U.S. urged to win backing of Sunni tribes

Friday, August 22, 2003

The U.S. military has been urged to win the support of Sunni tribal leaders to its low intensity war against insurgents in Iraq.

The Washington-based Brookings Institution said in a report that the loyalty of Sunni tribal leaders is vital for the stabilization of Iraq. The report said tribal leaders could tip the balance in the insurgency war led by supporters of deposed President Saddam Hussein in cooperation with Al Qaida-aligned fighters.

"The support of such tribal groups is particularly important in the countryside, but it may also be helpful in the large towns," the report, authored by Amatzia Baram, a leading expert on Iraq and a government consultant, said. "Such support could be extremely useful as coalition forces face growing agitation from a few influential radical Shi'ite clergy and daily armed attacks coming from Sunni Arab supporters of the Baath regime embittered by the loss of their privileges and hoping to bring Saddam back to power.

[On Thursday, the U.S. military reported the capture of a commander of the Fedayeen Saddam militia, Middle East Newsline reported. The military identified the commander as Rashid Mohammed, accused of organizing Fedayeen operations in Baqouba in the Sunni Triangle.]

Entitled "The Iraqi Tribes and the Post-Saddam System," the report said many in Iraq's leading tribes seek to avenge the brutality of the Saddam regime and could cooperate with the United States. Baram cited several tribes, including Saddam's own family, who have held numerous grudges against the former regime.

Albu Nasir was identified as one of a group of tribes known as the Tikritis and which included Saddam's relatives and in-laws. The report said Saddam's brutalities have divided the tribe into pro- and anti-Saddam elements. The anti-Saddam elements have been alarmed by the rising Iranian influence among neighboring Shi'ite communities.

"Members of these disgruntled sub-tribal groupings may prove invaluable to the United States in providing information about weapons of mass destruction, financial transactions, hide sites, or other regime activities," the report said.

One branch of the Albu Nasir tribe that could cooperate with the United States has been led by Maj. Gen. Omar Haza. Haza was tortured by the Saddam regime and the general's family was said to have been involved in the assassination attempt against the president's older son, Uday in 1996.

"Ultimately, given the nature of Saddam's brutal regime and uncontrollable paranoia, it is not surprising that there are many other individuals and clans among the Albu Nasir who are alienated, if not deeply hostile to him and his nuclear family," the report said.

Saddam rewarded tribal loyalty with cash grants, weapons and an unofficial license to smuggle goods to and from the country. The report cited Saddam's favorite tribes, which provided soldiers for elite military units, as the Jubbur and Luhayb in Sharqat, the Obeid in Al Alam and the Al Azza from Balad.

The report urged the United States to grant tribal supporters with a degree of independence from the central authority in Baghdad for the next two years. Tribal leaders should be wooed and bribed for their support in a policy that had been pursued by the Saddam regime.

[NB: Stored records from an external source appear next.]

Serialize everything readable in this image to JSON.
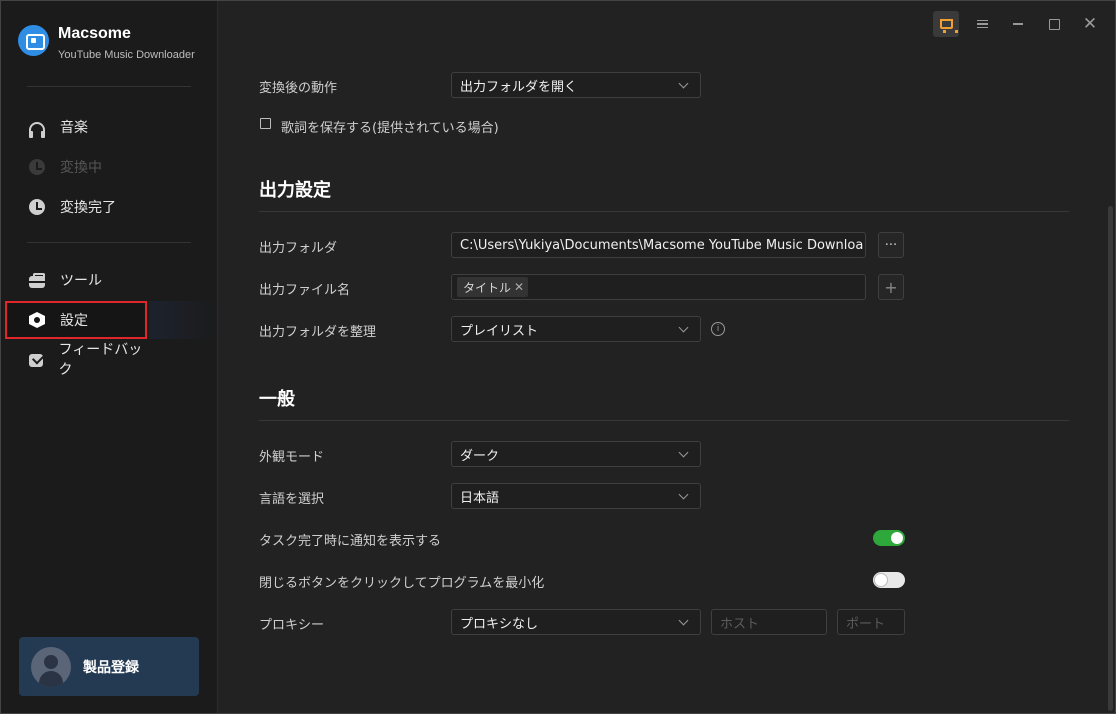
{
  "brand": {
    "name": "Macsome",
    "subtitle": "YouTube Music Downloader"
  },
  "sidebar": {
    "items": [
      {
        "label": "音楽",
        "icon": "headphones-icon"
      },
      {
        "label": "変換中",
        "icon": "converting-icon"
      },
      {
        "label": "変換完了",
        "icon": "clock-icon"
      },
      {
        "label": "ツール",
        "icon": "toolbox-icon"
      },
      {
        "label": "設定",
        "icon": "settings-hex-icon"
      },
      {
        "label": "フィードバック",
        "icon": "mail-icon"
      }
    ],
    "register_label": "製品登録"
  },
  "settings": {
    "after_convert": {
      "label": "変換後の動作",
      "value": "出力フォルダを開く"
    },
    "save_lyrics": {
      "label": "歌詞を保存する(提供されている場合)",
      "checked": false
    },
    "output": {
      "title": "出力設定",
      "folder": {
        "label": "出力フォルダ",
        "value": "C:\\Users\\Yukiya\\Documents\\Macsome YouTube Music Downloa",
        "browse_label": "···"
      },
      "filename": {
        "label": "出力ファイル名",
        "tag": "タイトル",
        "add_label": "+"
      },
      "organize": {
        "label": "出力フォルダを整理",
        "value": "プレイリスト",
        "info_label": "i"
      }
    },
    "general": {
      "title": "一般",
      "appearance": {
        "label": "外観モード",
        "value": "ダーク"
      },
      "language": {
        "label": "言語を選択",
        "value": "日本語"
      },
      "notify": {
        "label": "タスク完了時に通知を表示する",
        "on": true
      },
      "minimize": {
        "label": "閉じるボタンをクリックしてプログラムを最小化",
        "on": false
      },
      "proxy": {
        "label": "プロキシー",
        "value": "プロキシなし",
        "host_placeholder": "ホスト",
        "port_placeholder": "ポート"
      }
    }
  },
  "colors": {
    "accent_green": "#2ea83a",
    "highlight_red": "#e0262a",
    "cart_orange": "#f0a030"
  }
}
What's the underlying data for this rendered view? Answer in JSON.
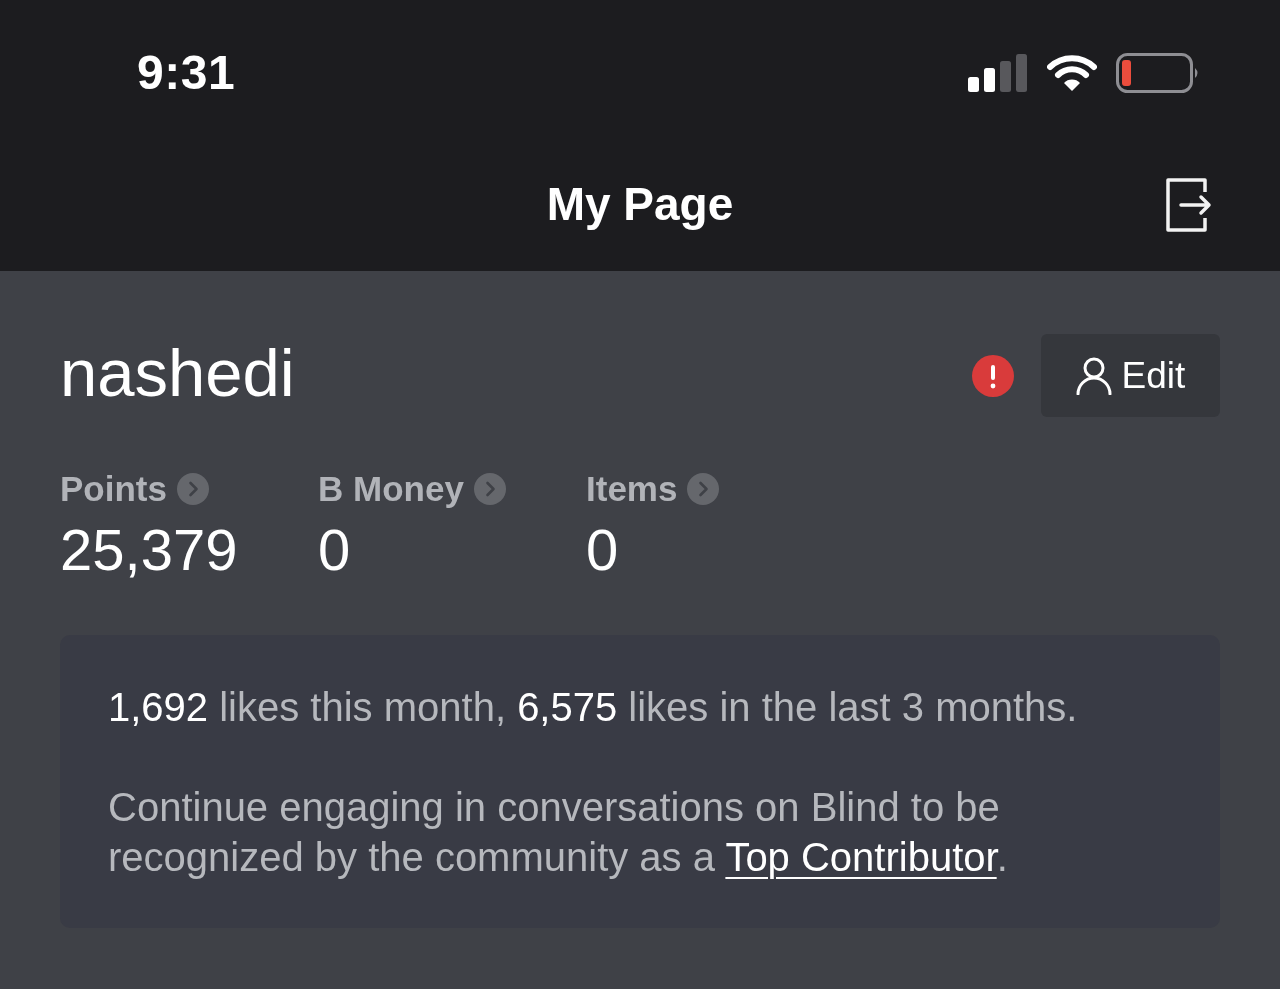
{
  "status_bar": {
    "time": "9:31"
  },
  "nav_bar": {
    "title": "My Page"
  },
  "profile": {
    "username": "nashedi",
    "alert": true,
    "edit_button": "Edit"
  },
  "stats": [
    {
      "label": "Points",
      "value": "25,379"
    },
    {
      "label": "B Money",
      "value": "0"
    },
    {
      "label": "Items",
      "value": "0"
    }
  ],
  "contribution_card": {
    "likes_summary": "**1,692** likes this month, **6,575** likes in the last 3 months.",
    "encouragement": {
      "text": "Continue engaging in conversations on Blind to be recognized by the community as a ",
      "link": "Top Contributor",
      "suffix": "."
    }
  }
}
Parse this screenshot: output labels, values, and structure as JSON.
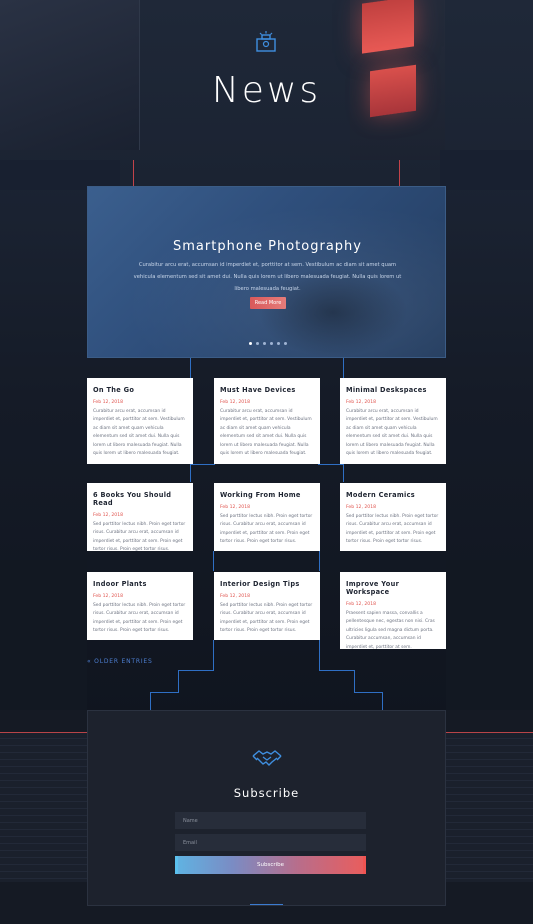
{
  "header": {
    "icon": "light-toolbox-icon",
    "title": "News"
  },
  "hero": {
    "title": "Smartphone Photography",
    "text": "Curabitur arcu erat, accumsan id imperdiet et, porttitor at sem. Vestibulum ac diam sit amet quam vehicula elementum sed sit amet dui. Nulla quis lorem ut libero malesuada feugiat. Nulla quis lorem ut libero malesuada feugiat.",
    "button": "Read More",
    "slide_count": 6,
    "active_slide": 1
  },
  "posts": [
    {
      "title": "On The Go",
      "date": "Feb 12, 2018",
      "excerpt": "Curabitur arcu erat, accumsan id imperdiet et, porttitor at sem. Vestibulum ac diam sit amet quam vehicula elementum sed sit amet dui. Nulla quis lorem ut libero malesuada feugiat. Nulla quis lorem ut libero malesuada feugiat."
    },
    {
      "title": "Must Have Devices",
      "date": "Feb 12, 2018",
      "excerpt": "Curabitur arcu erat, accumsan id imperdiet et, porttitor at sem. Vestibulum ac diam sit amet quam vehicula elementum sed sit amet dui. Nulla quis lorem ut libero malesuada feugiat. Nulla quis lorem ut libero malesuada feugiat."
    },
    {
      "title": "Minimal Deskspaces",
      "date": "Feb 12, 2018",
      "excerpt": "Curabitur arcu erat, accumsan id imperdiet et, porttitor at sem. Vestibulum ac diam sit amet quam vehicula elementum sed sit amet dui. Nulla quis lorem ut libero malesuada feugiat. Nulla quis lorem ut libero malesuada feugiat."
    },
    {
      "title": "6 Books You Should Read",
      "date": "Feb 12, 2018",
      "excerpt": "Sed porttitor lectus nibh. Proin eget tortor risus. Curabitur arcu erat, accumsan id imperdiet et, porttitor at sem. Proin eget tortor risus. Proin eget tortor risus."
    },
    {
      "title": "Working From Home",
      "date": "Feb 12, 2018",
      "excerpt": "Sed porttitor lectus nibh. Proin eget tortor risus. Curabitur arcu erat, accumsan id imperdiet et, porttitor at sem. Proin eget tortor risus. Proin eget tortor risus."
    },
    {
      "title": "Modern Ceramics",
      "date": "Feb 12, 2018",
      "excerpt": "Sed porttitor lectus nibh. Proin eget tortor risus. Curabitur arcu erat, accumsan id imperdiet et, porttitor at sem. Proin eget tortor risus. Proin eget tortor risus."
    },
    {
      "title": "Indoor Plants",
      "date": "Feb 12, 2018",
      "excerpt": "Sed porttitor lectus nibh. Proin eget tortor risus. Curabitur arcu erat, accumsan id imperdiet et, porttitor at sem. Proin eget tortor risus. Proin eget tortor risus."
    },
    {
      "title": "Interior Design Tips",
      "date": "Feb 12, 2018",
      "excerpt": "Sed porttitor lectus nibh. Proin eget tortor risus. Curabitur arcu erat, accumsan id imperdiet et, porttitor at sem. Proin eget tortor risus. Proin eget tortor risus."
    },
    {
      "title": "Improve Your Workspace",
      "date": "Feb 12, 2018",
      "excerpt": "Praesent sapien massa, convallis a pellentesque nec, egestas non nisi. Cras ultricies ligula sed magna dictum porta. Curabitur accumsan, accumsan id imperdiet et, porttitor at sem."
    }
  ],
  "pagination": {
    "older": "« OLDER ENTRIES"
  },
  "subscribe": {
    "icon": "handshake-icon",
    "title": "Subscribe",
    "name_placeholder": "Name",
    "email_placeholder": "Email",
    "button": "Subscribe"
  },
  "colors": {
    "accent_red": "#e0554f",
    "accent_blue": "#4d7fd1",
    "background": "#141a26"
  }
}
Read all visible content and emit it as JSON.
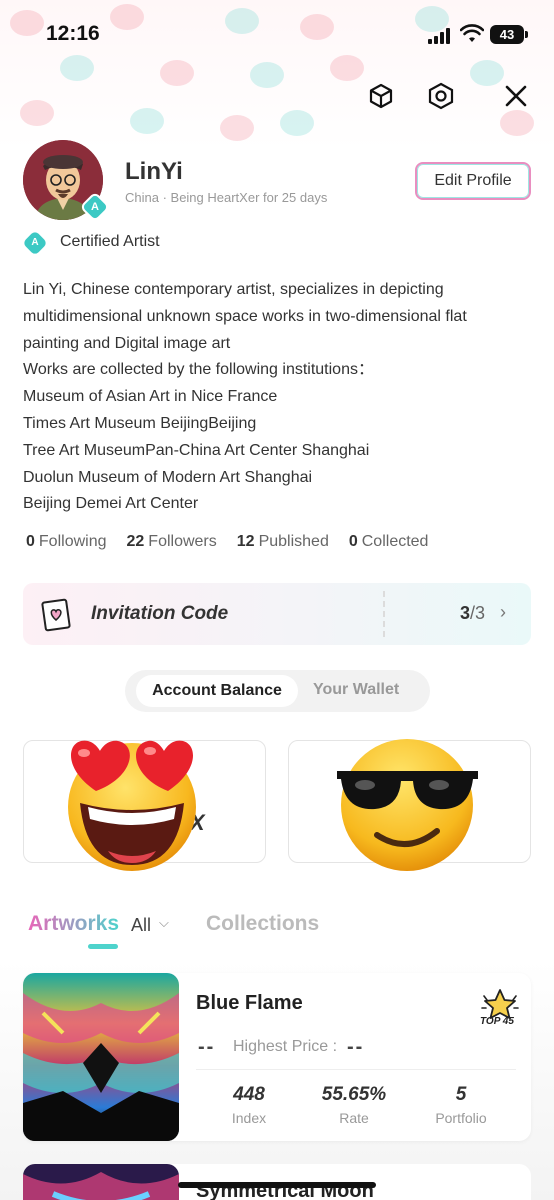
{
  "status_bar": {
    "time": "12:16",
    "battery": "43"
  },
  "icons": {
    "cube": "cube-icon",
    "settings": "hexagon-settings-icon",
    "close": "close-icon"
  },
  "profile": {
    "name": "LinYi",
    "subline": "China · Being HeartXer for 25 days",
    "edit_label": "Edit Profile",
    "certified_label": "Certified Artist",
    "badge_letter": "A"
  },
  "bio": [
    "Lin Yi, Chinese contemporary artist, specializes in depicting",
    "multidimensional unknown space works in two-dimensional flat",
    "painting and Digital image art",
    "Works are collected by the following institutions：",
    "Museum of Asian Art in Nice France",
    "Times Art Museum BeijingBeijing",
    "Tree Art MuseumPan-China Art Center Shanghai",
    "Duolun Museum of Modern Art Shanghai",
    "Beijing Demei Art Center"
  ],
  "stats": [
    {
      "value": "0",
      "label": "Following"
    },
    {
      "value": "22",
      "label": "Followers"
    },
    {
      "value": "12",
      "label": "Published"
    },
    {
      "value": "0",
      "label": "Collected"
    }
  ],
  "invitation": {
    "label": "Invitation Code",
    "used": "3",
    "total": "/3"
  },
  "balance_tabs": {
    "active": "Account Balance",
    "inactive": "Your Wallet"
  },
  "cards": {
    "left_text": "NX"
  },
  "content_tabs": {
    "artworks": "Artworks",
    "filter": "All",
    "collections": "Collections"
  },
  "artworks": [
    {
      "title": "Blue Flame",
      "price_dash": "--",
      "price_label": "Highest Price :",
      "price_value": "--",
      "badge": "TOP 45",
      "metrics": [
        {
          "value": "448",
          "label": "Index"
        },
        {
          "value": "55.65%",
          "label": "Rate"
        },
        {
          "value": "5",
          "label": "Portfolio"
        }
      ]
    },
    {
      "title": "Symmetrical Moon"
    }
  ],
  "colors": {
    "accent_teal": "#3cc9c4",
    "accent_pink": "#e965b8"
  }
}
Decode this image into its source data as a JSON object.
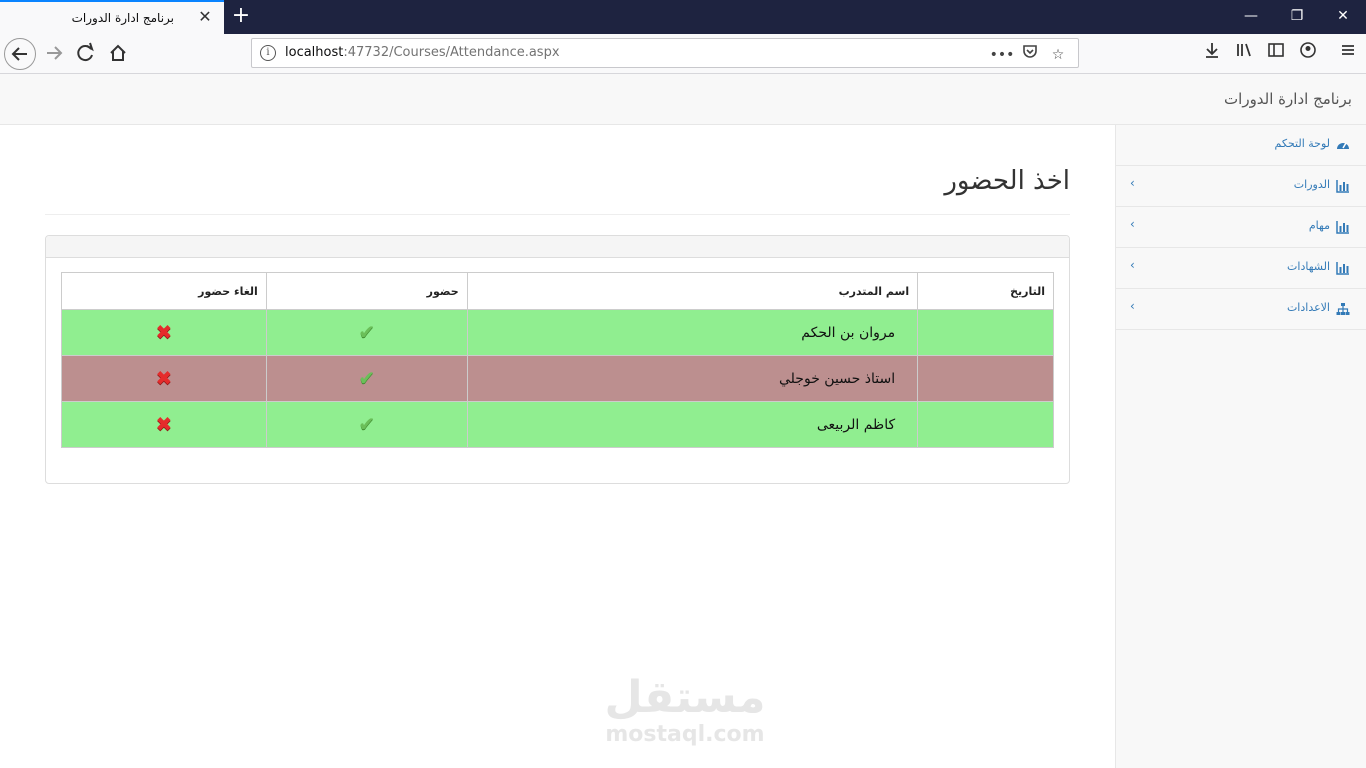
{
  "browser": {
    "tab_title": "برنامج ادارة الدورات",
    "url_host": "localhost",
    "url_rest": ":47732/Courses/Attendance.aspx"
  },
  "app": {
    "brand": "برنامج ادارة الدورات"
  },
  "sidebar": {
    "items": [
      {
        "label": "لوحة التحكم",
        "icon": "dashboard-icon"
      },
      {
        "label": "الدورات",
        "icon": "bar-chart-icon"
      },
      {
        "label": "مهام",
        "icon": "bar-chart-icon"
      },
      {
        "label": "الشهادات",
        "icon": "bar-chart-icon"
      },
      {
        "label": "الاعدادات",
        "icon": "sitemap-icon"
      }
    ]
  },
  "main": {
    "title": "اخذ الحضور",
    "table": {
      "headers": [
        "التاريخ",
        "اسم المتدرب",
        "حضور",
        "الغاء حضور"
      ],
      "rows": [
        {
          "date": "",
          "name": "مروان بن الحكم",
          "status": "green"
        },
        {
          "date": "",
          "name": "استاذ حسين خوجلي",
          "status": "brown"
        },
        {
          "date": "",
          "name": "كاظم الربيعى",
          "status": "green"
        }
      ]
    }
  },
  "colors": {
    "present_row": "#90ee90",
    "absent_row": "#bc8f8f",
    "link": "#337ab7"
  },
  "watermark": {
    "arabic": "مستقل",
    "latin": "mostaql.com"
  }
}
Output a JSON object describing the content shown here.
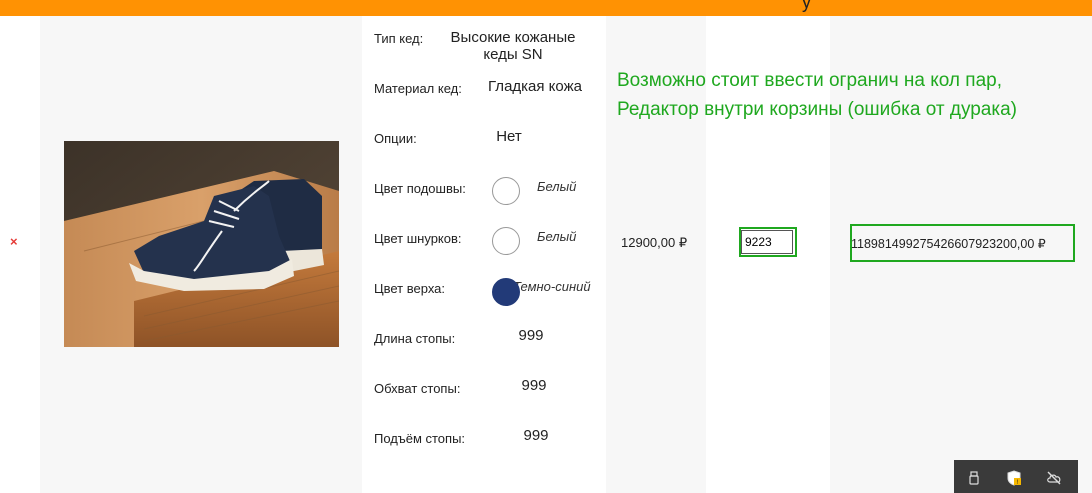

Baram said democracy should be implemented selectively in tribal areas and employed as a means to penalize uncooperative sheiks. He said free elections should be imposed in towns controlled by uncooperative or disloyal tribal leaders in a message that would be understood by their rivals.

The report warned the United States not to confiscate light weapons from tribes. But heavier weaponry such as rocket launchers, machine guns, mortars, artillery pieces, and armored personnel carriers should be seized in exchange for financial reward.

"Indeed, the intent would be not only to deprive the tribes of their ability to employ large-scale violence for political purposes, but also to make clear that only the central authority in Baghdad will be allowed to exercise military power," the report said. "Similarly, the central authority must make a maximal effort to shut down looting, robbery, attacks on other tribes, or any use of violence for political purposes."

Print this Article Print this Article Email this article Email this article Subscribe to this Feature Free Headline Alerts
Search Worldwide Web Search Search WorldTrib Archives

See current edition of

Return to World Front Cover

Back to School Sweepstakes